Thursday, June 6, 2013

My Two Cent's Worth

What does two cents buy these days? Would you seriously consider giving someone a piece of your mind for that price?  Would you contemplate selling your thoughts for half that amount? Do you or anyone you know still go around pinching pennies (and are you willing to risk a charge of assault and battery for such action)?

There is actually a grassroots organization, Citizens for Retiring the Penny, spending its time (and presumably some hard earned dollars) lobbying for the elimination of this puny excuse for coin of the realm.

But while you would be hard pressed to find anything of value that can be acquired for what is clearly as close to next to nothing as white is to rice, I can tell you what two cents has just purchased for me. Aggravation.

Without going into great detail, in closing a mortgage loan the lender requires a financial statement (HUD) which accurately reflects all the costs relating to the transaction. Among these are the lender's calculations on what sums must be placed in escrow with them for payment of certain future obligations.

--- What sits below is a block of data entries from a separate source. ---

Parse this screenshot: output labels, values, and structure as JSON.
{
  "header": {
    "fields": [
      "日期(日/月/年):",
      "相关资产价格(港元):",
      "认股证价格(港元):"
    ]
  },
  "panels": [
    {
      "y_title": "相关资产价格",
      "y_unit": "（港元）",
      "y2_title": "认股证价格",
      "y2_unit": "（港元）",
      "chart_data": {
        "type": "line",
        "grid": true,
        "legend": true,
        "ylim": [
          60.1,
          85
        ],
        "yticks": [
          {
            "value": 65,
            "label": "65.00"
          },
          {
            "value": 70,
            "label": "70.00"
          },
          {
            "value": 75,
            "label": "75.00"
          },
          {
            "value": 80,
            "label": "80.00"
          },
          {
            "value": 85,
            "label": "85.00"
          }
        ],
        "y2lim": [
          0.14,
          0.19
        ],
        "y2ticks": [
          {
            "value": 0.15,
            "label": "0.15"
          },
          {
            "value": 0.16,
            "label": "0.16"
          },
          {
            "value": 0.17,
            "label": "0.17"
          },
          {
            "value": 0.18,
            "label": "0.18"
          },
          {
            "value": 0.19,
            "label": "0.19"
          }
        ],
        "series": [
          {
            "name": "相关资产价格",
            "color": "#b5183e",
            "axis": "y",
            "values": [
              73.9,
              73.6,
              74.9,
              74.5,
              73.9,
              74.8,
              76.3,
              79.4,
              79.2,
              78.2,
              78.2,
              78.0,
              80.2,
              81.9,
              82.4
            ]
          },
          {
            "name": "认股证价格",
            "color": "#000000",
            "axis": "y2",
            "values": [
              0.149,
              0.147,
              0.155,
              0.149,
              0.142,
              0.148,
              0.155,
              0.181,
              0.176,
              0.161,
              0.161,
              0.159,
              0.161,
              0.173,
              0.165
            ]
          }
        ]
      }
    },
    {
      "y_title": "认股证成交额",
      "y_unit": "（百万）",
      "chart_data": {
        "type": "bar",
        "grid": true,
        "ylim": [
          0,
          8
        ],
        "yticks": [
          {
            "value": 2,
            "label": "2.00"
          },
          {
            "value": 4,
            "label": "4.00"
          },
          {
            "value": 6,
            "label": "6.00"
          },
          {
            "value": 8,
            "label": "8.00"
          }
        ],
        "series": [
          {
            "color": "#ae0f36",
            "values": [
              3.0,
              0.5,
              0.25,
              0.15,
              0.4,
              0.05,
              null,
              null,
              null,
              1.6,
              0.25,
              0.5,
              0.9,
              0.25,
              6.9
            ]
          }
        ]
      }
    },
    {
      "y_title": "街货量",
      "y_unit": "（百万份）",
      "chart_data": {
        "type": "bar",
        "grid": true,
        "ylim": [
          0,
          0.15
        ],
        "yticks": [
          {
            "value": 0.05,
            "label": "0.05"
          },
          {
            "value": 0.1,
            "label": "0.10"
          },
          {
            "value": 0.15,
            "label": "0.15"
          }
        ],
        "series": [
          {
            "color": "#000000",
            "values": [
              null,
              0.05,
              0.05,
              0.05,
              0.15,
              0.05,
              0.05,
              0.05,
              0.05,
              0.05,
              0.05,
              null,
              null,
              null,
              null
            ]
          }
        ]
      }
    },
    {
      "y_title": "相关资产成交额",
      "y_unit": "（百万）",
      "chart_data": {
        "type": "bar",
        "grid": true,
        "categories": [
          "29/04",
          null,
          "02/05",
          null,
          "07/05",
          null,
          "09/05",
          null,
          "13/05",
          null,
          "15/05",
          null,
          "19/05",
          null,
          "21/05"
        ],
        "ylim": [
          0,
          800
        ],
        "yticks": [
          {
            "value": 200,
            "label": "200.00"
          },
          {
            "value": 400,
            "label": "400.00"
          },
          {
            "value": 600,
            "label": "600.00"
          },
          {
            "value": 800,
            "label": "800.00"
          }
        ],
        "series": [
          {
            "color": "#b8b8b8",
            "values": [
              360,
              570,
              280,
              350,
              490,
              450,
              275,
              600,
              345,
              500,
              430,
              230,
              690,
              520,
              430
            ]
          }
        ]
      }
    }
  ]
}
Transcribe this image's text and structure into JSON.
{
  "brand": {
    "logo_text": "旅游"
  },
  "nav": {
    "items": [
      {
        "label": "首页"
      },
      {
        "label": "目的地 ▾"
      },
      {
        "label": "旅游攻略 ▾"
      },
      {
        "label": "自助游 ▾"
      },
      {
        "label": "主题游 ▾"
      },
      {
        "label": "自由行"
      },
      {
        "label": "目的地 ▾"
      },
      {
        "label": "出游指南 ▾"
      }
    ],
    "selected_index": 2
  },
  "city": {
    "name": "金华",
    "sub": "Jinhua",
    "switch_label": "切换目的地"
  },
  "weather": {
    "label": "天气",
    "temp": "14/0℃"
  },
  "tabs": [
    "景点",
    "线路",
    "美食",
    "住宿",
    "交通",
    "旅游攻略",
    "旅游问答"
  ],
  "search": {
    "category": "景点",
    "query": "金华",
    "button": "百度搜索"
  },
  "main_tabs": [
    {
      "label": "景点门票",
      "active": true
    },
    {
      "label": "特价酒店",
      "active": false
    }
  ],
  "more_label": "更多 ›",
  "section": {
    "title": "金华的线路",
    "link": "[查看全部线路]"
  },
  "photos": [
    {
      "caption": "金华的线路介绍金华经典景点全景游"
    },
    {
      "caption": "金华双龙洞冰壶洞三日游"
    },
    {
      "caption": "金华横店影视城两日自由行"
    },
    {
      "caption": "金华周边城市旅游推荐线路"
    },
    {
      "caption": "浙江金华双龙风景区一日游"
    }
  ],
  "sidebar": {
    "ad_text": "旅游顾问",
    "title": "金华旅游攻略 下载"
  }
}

I recently acted as counsel for the buyer in such a matter. The HUD was pre-approved by the lender, and all went forward without a hitch. Until today that is. I received the following at 6:54 this evening:

" My post closing department has found an error on this HUD. Line 1001 should read $5842.38, the Aggregate Adjustment amount on line 1007 should be -$614.98. Unfortunately, this error affects page 1 and 3 as well. This HUD will have to be re-signed by all."

I immediately thought that something must have slipped my attention, and now I was going to have to pay dearly (whoever dearly is).

I rushed to pull up the original HUD and this is what I found:
Line 1001 - $5842.40
Aggregate Adjustment-  -$614.96
The mistake, which was of the lender's doing (as the figures set forth had been provided by them to me) involved two measly one cent pieces.

For the lender's pressing forward to remedy the boo-boo, the following results:
1. A letter was prepared by the "Loan Closing Specialist" advising me of the problem.
2. I read the letter.
3. I got pissed off about the letter.
4. I either have to fight the bureaucracy, which will involve my writing my own letter and/or making a call discussing why the requested course of action is without value, economic or otherwise; or, in the much more likely outcome
5. Revise the HUD to match the numbers now given.
6. Send this document along with a letter of explanation for my insanity to my client and counsel for the seller.
7. Hope that neither my client or the seller throws my request in what should be the appropriate receptacle.
8. Await the return of the signed revision., eventually forwarding a fully executed document back to the lender.
9. Ask the lender to mail to me the two cents of my client that they are improperly holding in escrow, based on their earlier errors.
10. Retire from the practice of law.

There is nothing common about sense and there is nothing rational to be gained from going through the exercise I have outlined. But then reasoned contemplation and paper pushing are about as compatible a couple these days as penny wise is to pound foolish.

For two cents I'd chuck it. But right now that money is in the lender's account and I want it back.


Alex said...


Ron said...

I learned at an early age the golden rule. those that have the gold make the rules